Professor Julie Stern and Dr. Edward Hagan were significant role models during his time at WestConn, Strout says. "A list of their contributions (both to my development and the university community) would exhaust an entire field of kittens. Julie's enthusiasm for teaching, her love for the humanities, her compassion for her students and for the needy, as well as her redwood-bound appreciation for education, political awareness and critical thinking are essential components to a useful college education. Dr. Hagan's enthusiasm for teaching, his capacity for awe, humor, indignation, critical thinking, compassion, and especially his willingness to provoke, be it with humor, with spite, with laughter, with hearth wisdom, with playfulness, or with the devil's own advocacy — to challenge the unchallengeable and to say 'bad opinions are not worth having' — are qualities I would hope to emulate if I were ever to become a professor. As many of the faculty did, these two professors challenged me routinely to become a better writer (and a better thinker). Dr. Ryan is easily the best boss I ever worked for. Dr. Baubles is an avatar of the lost art of grammar. Dr. Averell Manes and Professor James Lomuscio are vibrantly and infectiously bold fans of their respective disciplines, and they strongly influenced my appreciation of politics and journalism. I could go on through my transcript; nearly every professor provided guidance and provocation to learn more in all the disciplines in which I studied."
Asked what he will remember most about his WestConn experience, Strout says, "I can't pick one, but isn't that a good thing? There was a tremendous rush when I received several awards, particularly the Merit and Hancock Scholarships that saved my academic career, the President's, Barnard, and Connecticut General Assembly honors that crowned it, and the hundreds of hours of work with the Black & White staff that produced two years of journals (during my time with them) were all very memorable. The AWP conferences with Black & White (in Denver and Chicago) were tremendous experiences as well.”
After graduation, Strout says he hopes to land as high as the New York Times. "If I don't work there when I graduate, I'd like to either travel with the JET or another study-abroad program or scholarship. Graduate school is something I'm sure I'll do, if not immediately, perhaps in the next few years."
Strout’s advice to new students entering WCSU is: “For incoming freshmen, I would say take working seriously now while you can still make mistakes.

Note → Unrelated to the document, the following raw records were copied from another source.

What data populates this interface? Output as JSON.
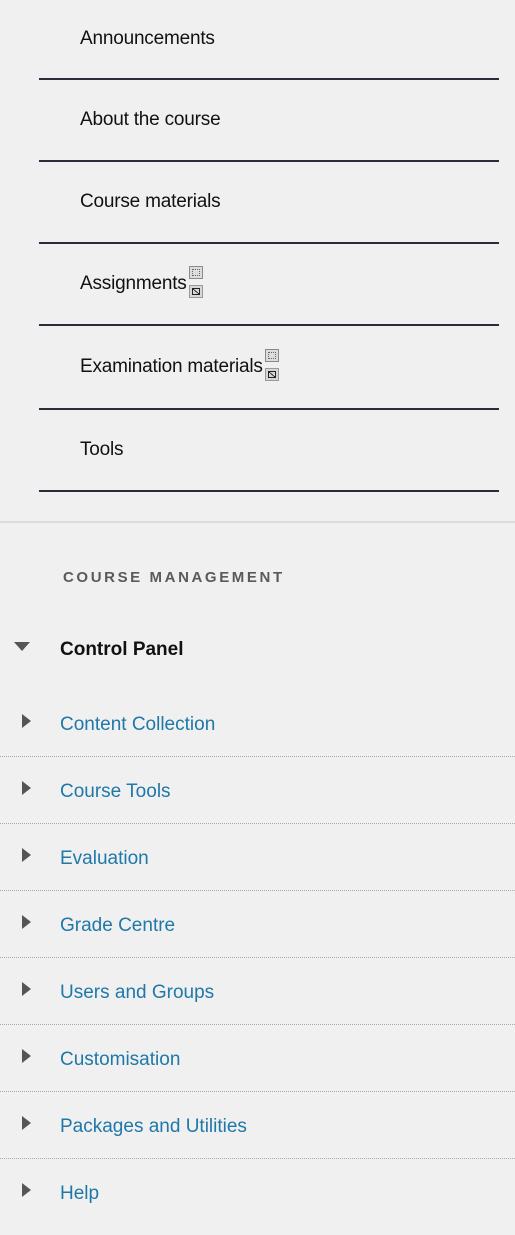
{
  "course_menu": {
    "items": [
      {
        "label": "Announcements"
      },
      {
        "label": "About the course"
      },
      {
        "label": "Course materials"
      },
      {
        "label": "Assignments"
      },
      {
        "label": "Examination materials"
      },
      {
        "label": "Tools"
      }
    ]
  },
  "course_management": {
    "title": "COURSE MANAGEMENT",
    "control_panel": {
      "label": "Control Panel",
      "items": [
        {
          "label": "Content Collection"
        },
        {
          "label": "Course Tools"
        },
        {
          "label": "Evaluation"
        },
        {
          "label": "Grade Centre"
        },
        {
          "label": "Users and Groups"
        },
        {
          "label": "Customisation"
        },
        {
          "label": "Packages and Utilities"
        },
        {
          "label": "Help"
        }
      ]
    }
  },
  "colors": {
    "background": "#f0f0f0",
    "link": "#1f78a8",
    "text": "#111111",
    "rule": "#2b2b3a"
  },
  "icons": {
    "visibility_hidden": "dotted-square-icon",
    "visibility_blocked": "slashed-square-icon",
    "expanded": "caret-down-icon",
    "collapsed": "caret-right-icon"
  }
}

Join clubs until you find one that sticks for you; don't stop being whatever you hope to be when you leave a classroom. Figure out if you're the sort of person who needs to love what you do — if you are, you'd better make sure you find that job and do it. Above all, if you have a dream to build something, your biggest obstacle may be yourself. Perhaps unique to the college life, it is astoundingly easy to take a great idea, or a valuable mistake, and run with it as far as you can — but you have to come up with the idea and ask to run with it. Start a club. Make an independent study. Chat with professors as well as peers. Do something absurd. Dye your hair. Try on different outfits.”